Animal Models and Methods Available


Aortic Constriction/Coarctation and Cardiac Stress

Media Component
Effects of transverse aortic banding on carotid blood flow patterns in mice

Because baseline cardiac function can be insufficiently revealing, we have developed a calibrated method of inducing increased left ventricular work in mice that has allowed us to evaluate the effects of hemodynamic stress on various transgenic and gene deletion models [Kurrelmeyer et al, 2000]. Mice are taken at 8-12 weeks of age 20-25 g body weight and are subjected to partial occlusion of the aorta utilizing a technique developed in the laboratory. To create the occlusion, a 6-0 suture is tied twice around a blunt 3mm segment of a 27 gauge needle, which is positioned adjacent to the aorta between the r. innominate and left carotid arteries, then the needle is removed after placement of the ligature. The degree of constriction is controlled by measuring peak flow velocity in each of the carotid arteries before and after constriction.

Depending on the experiment, animals are subjected to degrees of constriction resulting in right to left peak velocity of 5-10. Mice are monitored again at two days to assure that the load is remaining constant. Using this method, we have had considerable success in developing constant amounts of left ventricular hypertrophy in a cohort of mice. This method has been successful in showing stress related changes [Kurrelmeyer et al, 2000]. Sham animals are generated by following the entire surgical procedure without constricting the ligature. The constrictors are placed on the aorta at 14 days which corresponds to the formation of mature scar in the mouse [Michael et al, 1995; Michael et al, 1999].

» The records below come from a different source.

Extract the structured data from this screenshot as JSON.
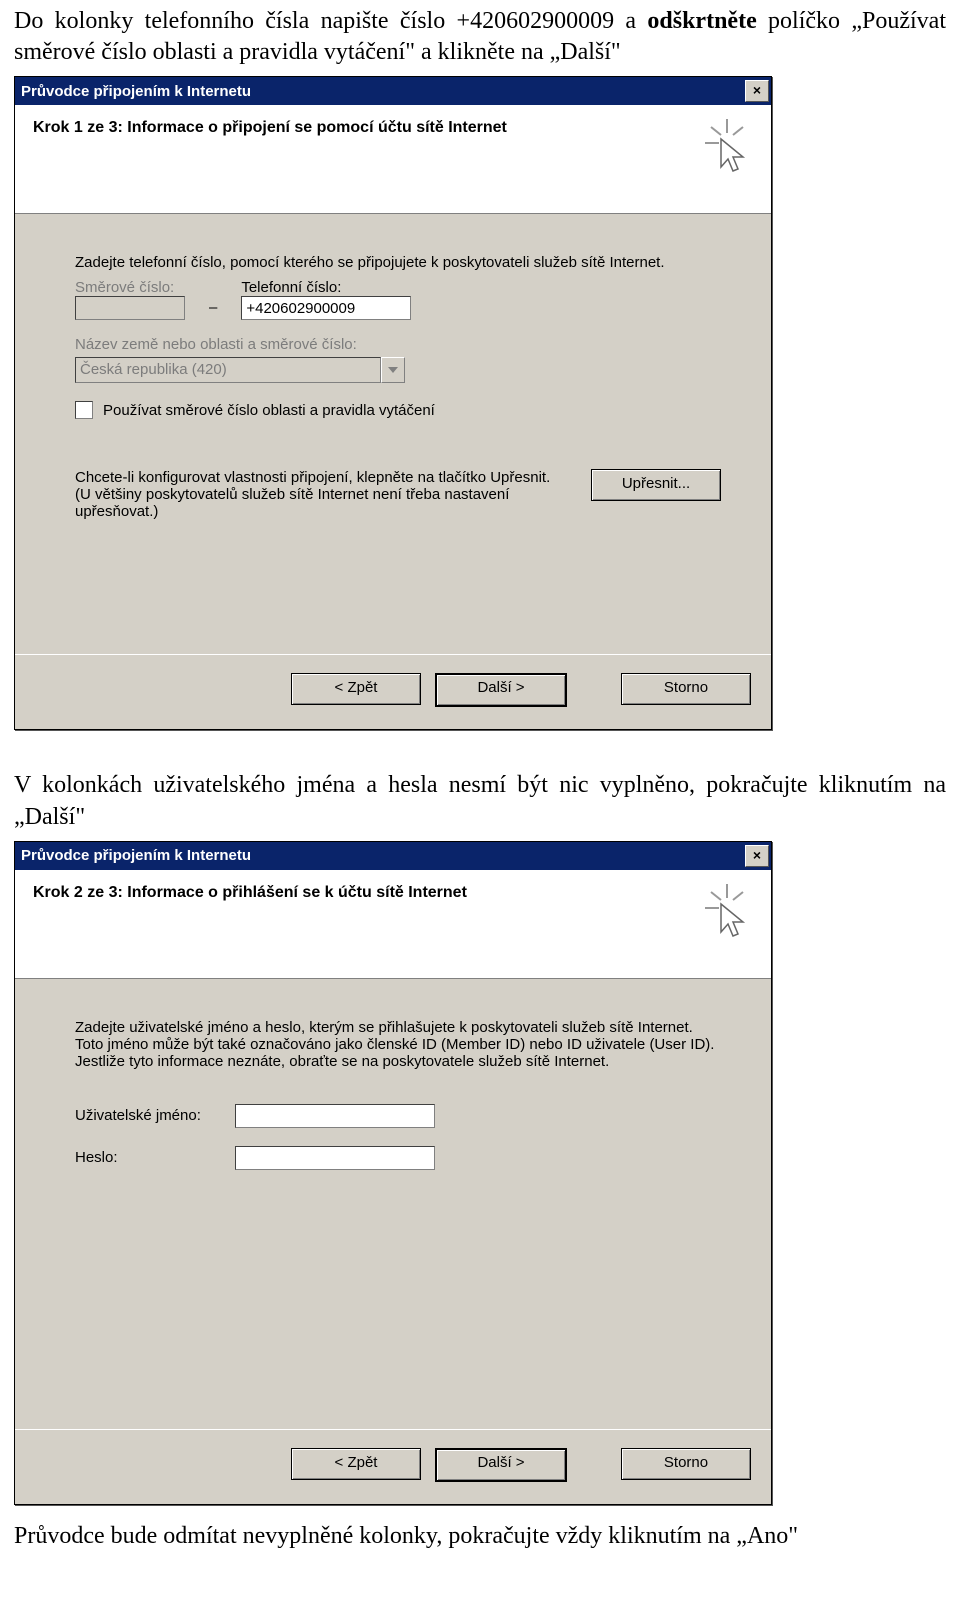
{
  "intro1_a": "Do kolonky telefonního čísla napište číslo  +420602900009 a ",
  "intro1_b": "odškrtněte",
  "intro1_c": " políčko „Používat směrové číslo oblasti a pravidla vytáčení\" a klikněte na „Další\"",
  "intro2": "V kolonkách uživatelského jména a hesla nesmí být nic vyplněno, pokračujte kliknutím na „Další\"",
  "intro3": "Průvodce bude odmítat nevyplněné kolonky, pokračujte vždy kliknutím na „Ano\"",
  "dialog1": {
    "title": "Průvodce připojením k Internetu",
    "step_title": "Krok 1 ze 3: Informace o připojení se pomocí účtu sítě Internet",
    "intro": "Zadejte telefonní číslo, pomocí kterého se připojujete k poskytovateli služeb sítě Internet.",
    "area_label": "Směrové číslo:",
    "phone_label": "Telefonní číslo:",
    "phone_value": "+420602900009",
    "country_label": "Název země nebo oblasti a směrové číslo:",
    "country_value": "Česká republika (420)",
    "checkbox_label": "Používat směrové číslo oblasti a pravidla vytáčení",
    "config_text1": "Chcete-li konfigurovat vlastnosti připojení, klepněte na tlačítko Upřesnit.",
    "config_text2": "(U většiny poskytovatelů služeb sítě Internet není třeba nastavení upřesňovat.)",
    "btn_adv": "Upřesnit...",
    "btn_back": "< Zpět",
    "btn_next": "Další >",
    "btn_cancel": "Storno"
  },
  "dialog2": {
    "title": "Průvodce připojením k Internetu",
    "step_title": "Krok 2 ze 3: Informace o přihlášení se k účtu sítě Internet",
    "intro": "Zadejte uživatelské jméno a heslo, kterým se přihlašujete k poskytovateli služeb sítě Internet. Toto jméno může být také označováno jako členské ID (Member ID) nebo ID uživatele (User ID). Jestliže tyto informace neznáte, obraťte se na poskytovatele služeb sítě Internet.",
    "user_label": "Uživatelské jméno:",
    "pass_label": "Heslo:",
    "btn_back": "< Zpět",
    "btn_next": "Další >",
    "btn_cancel": "Storno"
  }
}
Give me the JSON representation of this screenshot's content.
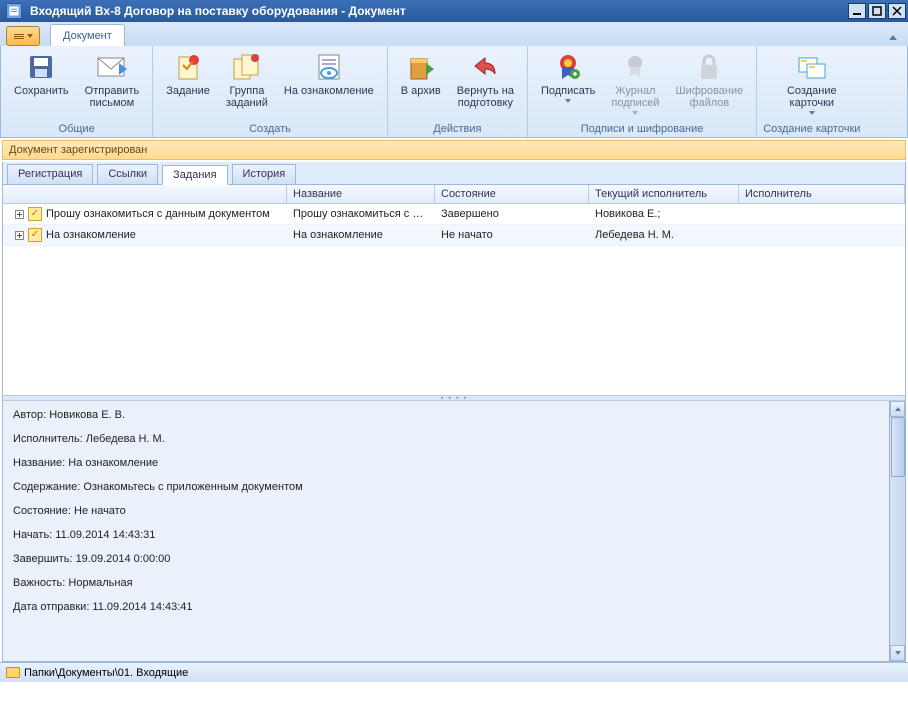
{
  "window": {
    "title": "Входящий Вх-8 Договор на поставку оборудования - Документ"
  },
  "qa": {
    "tab": "Документ"
  },
  "ribbon": {
    "groups": {
      "common": {
        "label": "Общие",
        "save": "Сохранить",
        "send_mail_l1": "Отправить",
        "send_mail_l2": "письмом"
      },
      "create": {
        "label": "Создать",
        "task": "Задание",
        "task_group_l1": "Группа",
        "task_group_l2": "заданий",
        "review": "На ознакомление"
      },
      "actions": {
        "label": "Действия",
        "archive": "В архив",
        "return_l1": "Вернуть на",
        "return_l2": "подготовку"
      },
      "sign": {
        "label": "Подписи и шифрование",
        "sign": "Подписать",
        "journal_l1": "Журнал",
        "journal_l2": "подписей",
        "encrypt_l1": "Шифрование",
        "encrypt_l2": "файлов"
      },
      "card": {
        "label": "Создание карточки",
        "create_card_l1": "Создание",
        "create_card_l2": "карточки"
      }
    }
  },
  "status_strip": "Документ зарегистрирован",
  "tabs": [
    "Регистрация",
    "Ссылки",
    "Задания",
    "История"
  ],
  "active_tab": 2,
  "grid": {
    "columns": [
      "",
      "Название",
      "Состояние",
      "Текущий исполнитель",
      "Исполнитель"
    ],
    "rows": [
      {
        "title": "Прошу ознакомиться с данным документом",
        "name": "Прошу ознакомиться с да...",
        "state": "Завершено",
        "current": "Новикова Е.;",
        "exec": ""
      },
      {
        "title": "На ознакомление",
        "name": "На ознакомление",
        "state": "Не начато",
        "current": "Лебедева Н. М.",
        "exec": ""
      }
    ]
  },
  "detail": {
    "author": "Автор: Новикова Е. В.",
    "executor": "Исполнитель: Лебедева Н. М.",
    "name": "Название: На ознакомление",
    "content": "Содержание: Ознакомьтесь с приложенным документом",
    "state": "Состояние: Не начато",
    "start": "Начать: 11.09.2014 14:43:31",
    "finish": "Завершить: 19.09.2014 0:00:00",
    "importance": "Важность: Нормальная",
    "sent": "Дата отправки: 11.09.2014 14:43:41"
  },
  "footer": {
    "path": "Папки\\Документы\\01. Входящие"
  }
}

Figure: Carotid artery velocity signals from a normal mouse before and after placement of a constricting band around aortic arch. The band creates pressure overload cardiac hypertrophy, and analysis of the differences in the carotid flow pulsatility (PI) index taken at surgery or at one day post-op can be used to predict the degree of hypertrophy after one week. It is interesting that the mean velocities (M) change very little after banding.


Serial Cardiac Function in Aging and Obese Mice


In response to new research initiatives, we have developed the expertise to serially monitor cardiovascular function in aging and obese mice which require more post-operative and peri-procedural care to allow serial survival monitoring.

Functional studies serially assess cardiac function (Medrano et al, 2016) in aged mice treated either with various agents or with vehicle (control) for extended time (one to three months, but longer is possible if needed). At time zero, non-invasive measurements of “baseline” cardiac function and structure using echo and Doppler are performed under 1% isofluorane anesthesia. Then mice are randomly allocated to treatment and control groups. Animals undergo by 2D echocardiography (Vevo 770 RMV-707B 30-MHz probe, VisualSonics) and Doppler (DSPW, 10-MHz) measurements (Cieslik et al, 2011; Haudek et al, 2010) every month to identify potential changes in cardiac function. Quantitation of LV function and structure are done with two-dimensionally guided M-mode images from parasternal short-axis views at the midpapillary level. We use left atrial volume as a structural indicator of elevated LV end diastolic pressures. Left atrial dimensions are collected to obtain the chamber volume using prolate ellipse: LA Volume = (4π x D1 x D2 x L)/(3x2x2x2). Cardiac aging is characterized by measuring systolic parameters (LVID, LVPW thickness, LV Volume, Cardiac Output, Peak Aortic Velocity) and diastolic parameters (E-Peak Velocity, E/A Peak Velocity ratio, Isovolumic Relaxation Time and LA Volume) correcting these for heart rate. The Doppler mitral flow velocity envelope is analyzed using a parametric model that allows discrimination of stiffness from viscoelastic elements. This approach allowed us to quantitate the fibrosis contribution in the aged mouse heart. It is essential to note that each mouse will serve as its own control.

First, we assessed cardiac function in the aging mouse heart (Cieslik et al, 2011; Trial et al, 2017), then we started to examine heart function in response to various treatments where each animal serves as its own control (Cieslik et al, 2013; Cieslik et al, 2018).